As a result, he told fellow Senators: “Vote your conscience.” And he predicted there would be cleanup work to do when lawmakers resume committee hearings in September.
“We’re going to have to be back to to fix it,” he said during a debate that marked the final day of an extended legislative session.
Supporters of the measure, all of them Republicans, said there were worthwhile changes in the bill, which combined most of the high-profile education issues lawmakers had discussed during the spring lawmaking session.
Simmons noted the bill includes $30 million to fund roughly 2,700 Gardiner scholarships for children with special needs*. And Sen. Debbie Mayfield, R-Vero Beach, said it would advance goals she’d campaigned on, like cutting back standardized testing.
Other measures that got less attention, like expanding virual education eligibility and freeing the highest-performing traditional public schools from state regulations, had won support in both chambers from members of both parties.
Sen. Gary Farmer, D-Lighthouse Point, mounted some of the most forceful opposition to the package, which he called a “piece of junk” and a “monstrosity” that was “utterly offensive and repugnant.”
The more-aggressive timetable for school districts to either turn low-performing schools around, close them or convert them to charters would “hasten the privatization of public education,” he argued, and the Legislature itself was to blame for the academic performance of schools it had “under-funded.” He tried unsuccessfully to get 278 pages of revisions to the bill ruled out of order.
The bill faced smoother sailing earlier in the day in the House, where leaders had championed the proposal and Speaker Richard Corcoran spent months calling on colleagues to “end failure factories.” It passed 73-36, roughly along party lines, with little debate and a Democrat (Roy Hardemon of Miami) in support.
In the Senate, as Simmons raised concerns about the specifics of the proposal, he noted the importance of wraparound services for children who might otherwise come to school hungry or without medical care.
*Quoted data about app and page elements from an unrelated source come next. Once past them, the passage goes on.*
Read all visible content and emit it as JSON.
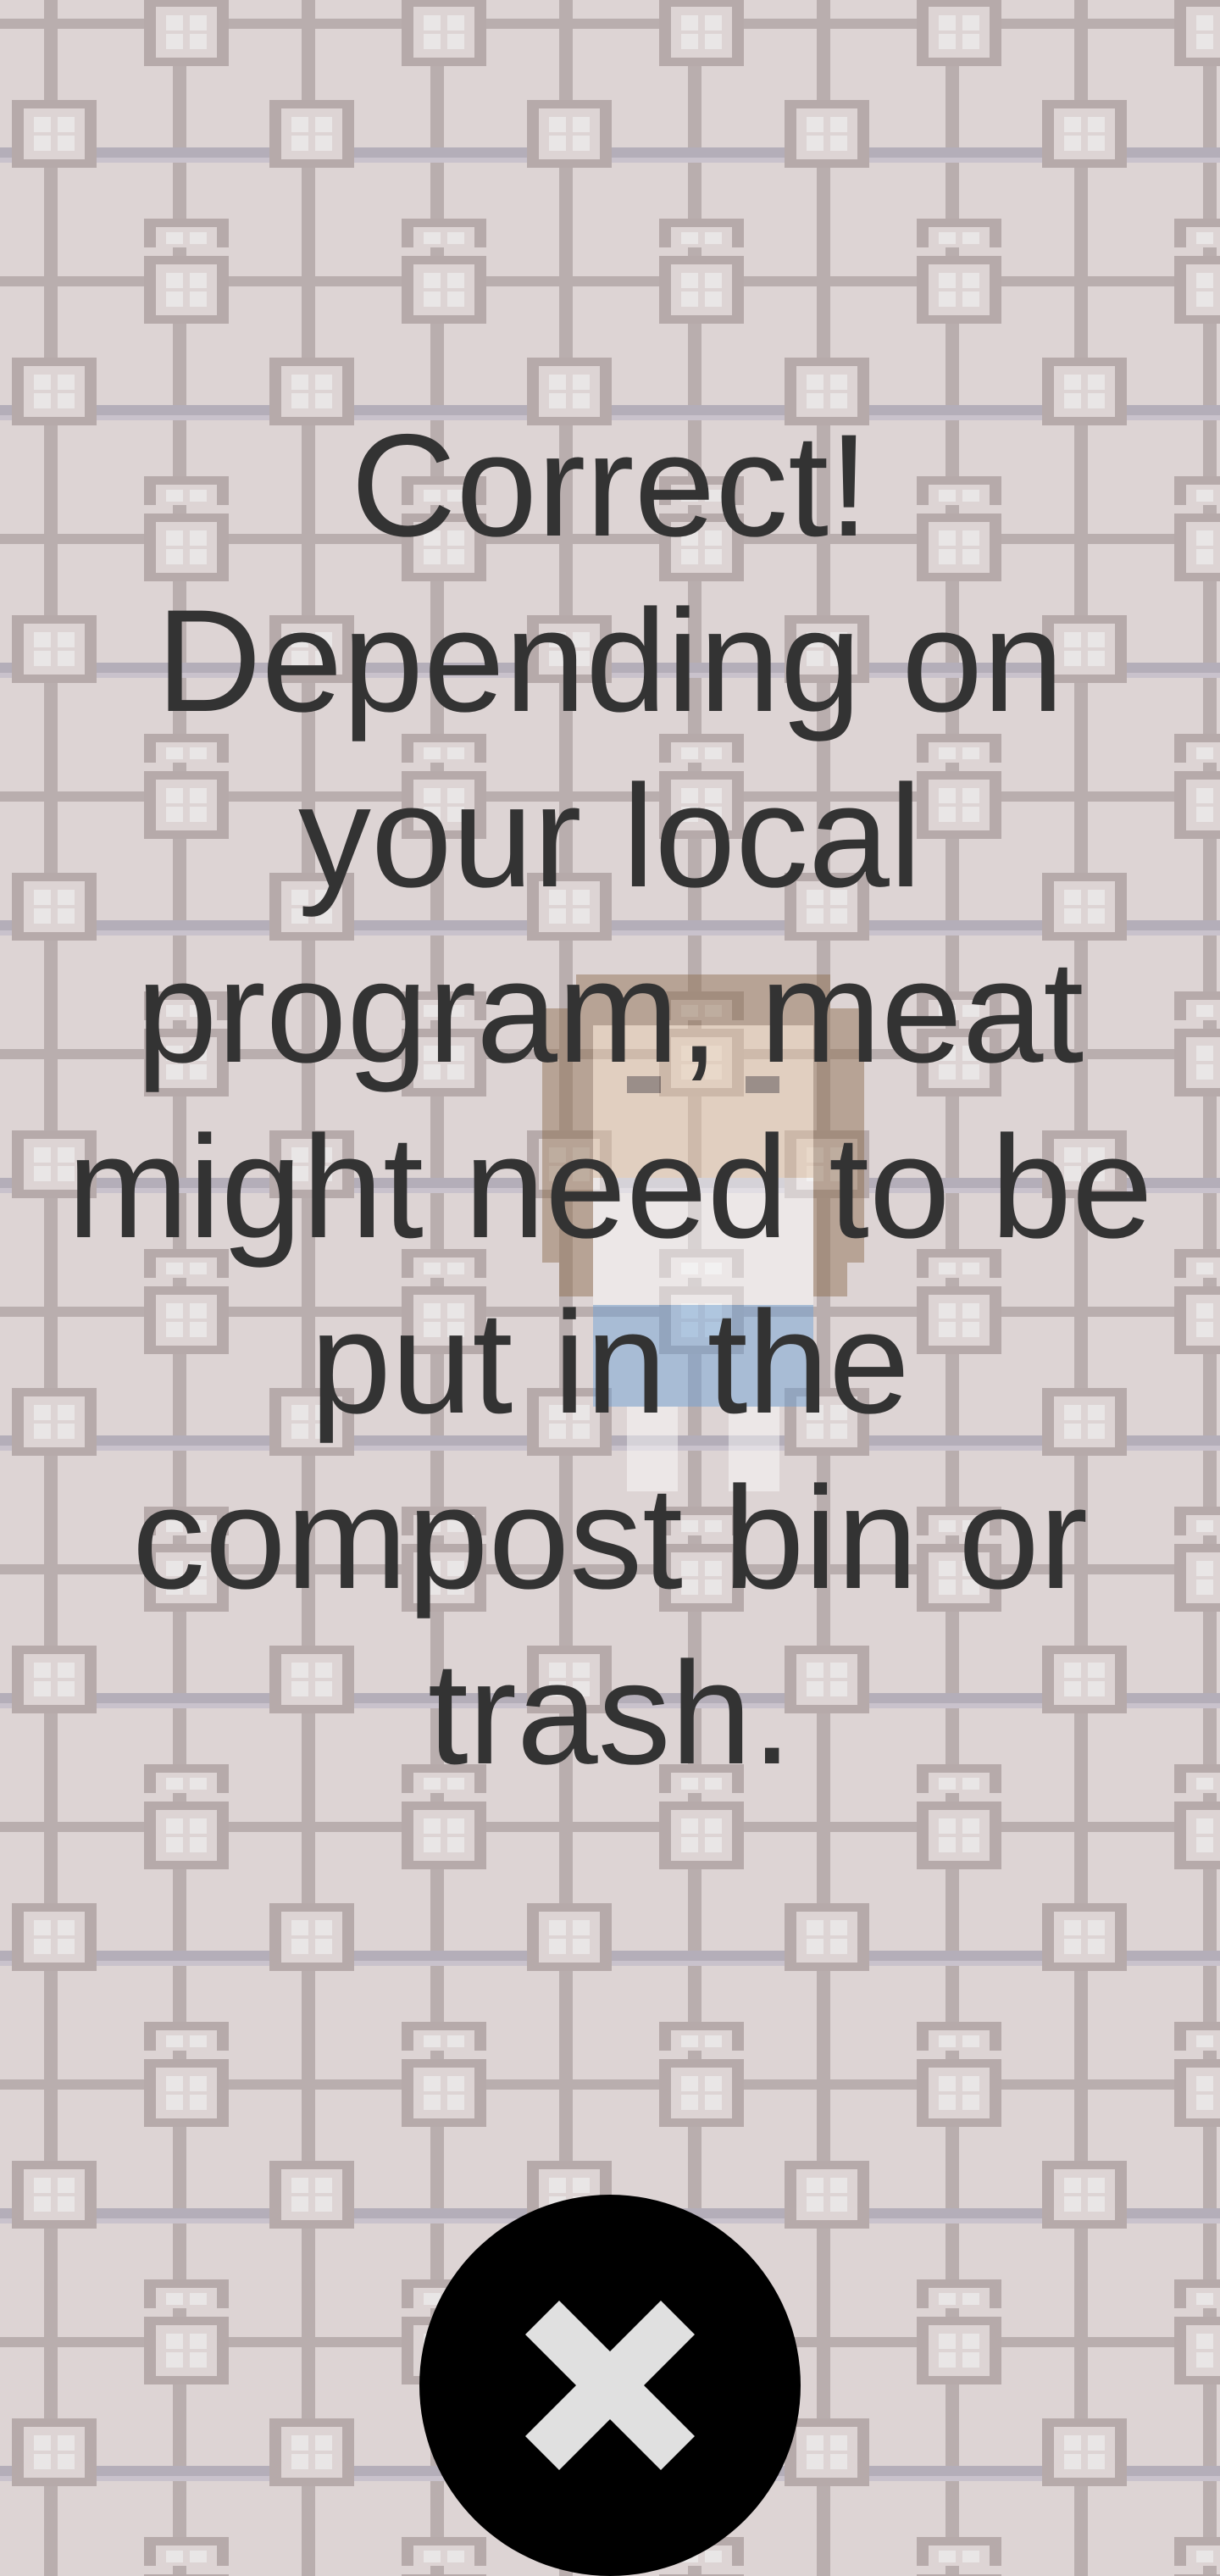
{
  "game": {
    "feedback_message": "Correct! Depending on your local program, meat might need to be put in the compost bin or trash.",
    "close_icon": "close-icon",
    "character_icon": "pixel-character"
  },
  "colors": {
    "tile_background": "#ddd4d4",
    "text": "#333333",
    "close_button": "#000000",
    "close_icon": "#e0e0e0"
  }
}
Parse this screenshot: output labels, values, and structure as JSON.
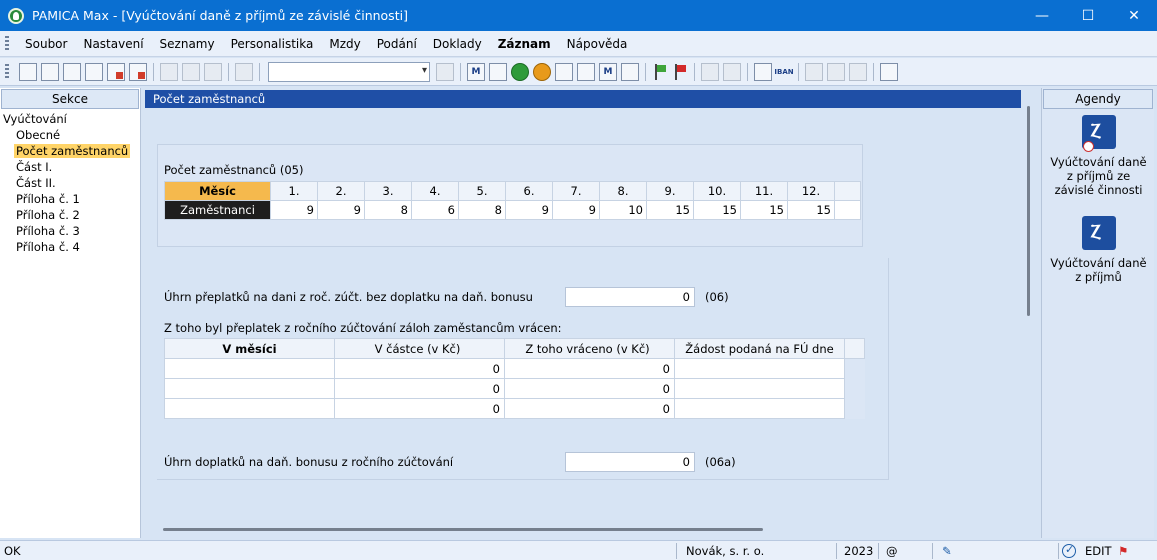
{
  "window": {
    "title": "PAMICA Max - [Vyúčtování daně z příjmů ze závislé činnosti]",
    "minimize": "—",
    "maximize": "☐",
    "close": "✕"
  },
  "menu": [
    {
      "label": "Soubor"
    },
    {
      "label": "Nastavení"
    },
    {
      "label": "Seznamy"
    },
    {
      "label": "Personalistika"
    },
    {
      "label": "Mzdy"
    },
    {
      "label": "Podání"
    },
    {
      "label": "Doklady"
    },
    {
      "label": "Záznam"
    },
    {
      "label": "Nápověda"
    }
  ],
  "toolbar": {
    "iban_label": "IBAN",
    "combo_value": ""
  },
  "left_panel": {
    "header": "Sekce",
    "items": [
      "Vyúčtování",
      "Obecné",
      "Počet zaměstnanců",
      "Část I.",
      "Část II.",
      "Příloha č. 1",
      "Příloha č. 2",
      "Příloha č. 3",
      "Příloha č. 4"
    ],
    "selected_index": 2
  },
  "main": {
    "header": "Počet zaměstnanců",
    "employees_label": "Počet zaměstnanců (05)",
    "month_header": "Měsíc",
    "months": [
      "1.",
      "2.",
      "3.",
      "4.",
      "5.",
      "6.",
      "7.",
      "8.",
      "9.",
      "10.",
      "11.",
      "12."
    ],
    "row_label": "Zaměstnanci",
    "employee_counts": [
      "9",
      "9",
      "8",
      "6",
      "8",
      "9",
      "9",
      "10",
      "15",
      "15",
      "15",
      "15"
    ],
    "overpayment_label": "Úhrn přeplatků na dani z roč. zúčt. bez doplatku na daň. bonusu",
    "overpayment_value": "0",
    "overpayment_code": "(06)",
    "refund_label": "Z toho byl přeplatek z ročního zúčtování záloh zaměstancům vrácen:",
    "refund_headers": [
      "V měsíci",
      "V částce (v Kč)",
      "Z toho vráceno (v Kč)",
      "Žádost podaná na FÚ dne"
    ],
    "refund_rows": [
      [
        "",
        "0",
        "0",
        ""
      ],
      [
        "",
        "0",
        "0",
        ""
      ],
      [
        "",
        "0",
        "0",
        ""
      ]
    ],
    "bonus_label": "Úhrn doplatků na daň. bonusu z ročního zúčtování",
    "bonus_value": "0",
    "bonus_code": "(06a)"
  },
  "right_panel": {
    "header": "Agendy",
    "items": [
      {
        "label": "Vyúčtování daně z příjmů ze závislé činnosti"
      },
      {
        "label": "Vyúčtování daně z příjmů"
      }
    ]
  },
  "status": {
    "left": "OK",
    "company": "Novák, s. r. o.",
    "year": "2023",
    "at": "@",
    "mode": "EDIT"
  },
  "colors": {
    "titlebar": "#0a6fd1",
    "panel_header": "#1f4fa6",
    "selected": "#ffd468",
    "month_header": "#f5b94d"
  }
}
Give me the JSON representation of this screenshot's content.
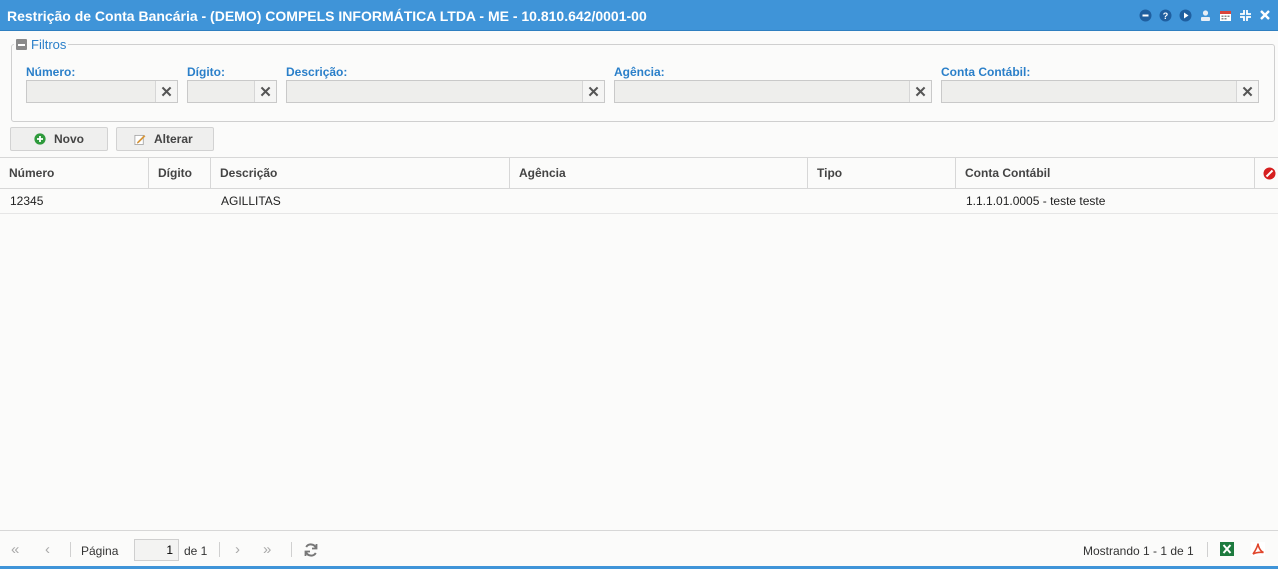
{
  "window": {
    "title": "Restrição de Conta Bancária - (DEMO) COMPELS INFORMÁTICA LTDA - ME - 10.810.642/0001-00",
    "icons": [
      "minimize-icon",
      "help-icon",
      "play-icon",
      "user-icon",
      "calendar-icon",
      "collapse-icon",
      "close-icon"
    ]
  },
  "filters": {
    "legend": "Filtros",
    "fields": [
      {
        "label": "Número:",
        "value": "",
        "placeholder": ""
      },
      {
        "label": "Dígito:",
        "value": "",
        "placeholder": ""
      },
      {
        "label": "Descrição:",
        "value": "",
        "placeholder": ""
      },
      {
        "label": "Agência:",
        "value": "",
        "placeholder": ""
      },
      {
        "label": "Conta Contábil:",
        "value": "",
        "placeholder": ""
      }
    ],
    "clear_glyph": "✕"
  },
  "toolbar": {
    "new_label": "Novo",
    "edit_label": "Alterar"
  },
  "grid": {
    "columns": [
      "Número",
      "Dígito",
      "Descrição",
      "Agência",
      "Tipo",
      "Conta Contábil"
    ],
    "rows": [
      {
        "numero": "12345",
        "digito": "",
        "descricao": "AGILLITAS",
        "agencia": "",
        "tipo": "",
        "conta": "1.1.1.01.0005 - teste teste"
      }
    ]
  },
  "pager": {
    "page_label": "Página",
    "page_value": "1",
    "of_label": "de 1",
    "status": "Mostrando 1 - 1 de 1"
  },
  "colors": {
    "titlebar": "#3f94d8",
    "label_blue": "#2a7fc9",
    "excel_green": "#1d7a3e",
    "pdf_red": "#e0452b"
  }
}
And he pointed to the success of KIPP charter schools and the SEED School of Miami, which extend their school days to help disadvantaged children succeed academically.
“The concept here of helping these children and doing this, I applaud and continue to applaud,” he said.
*Step Up For Students, which publishes this blog, helps administer Gardiner scholarships.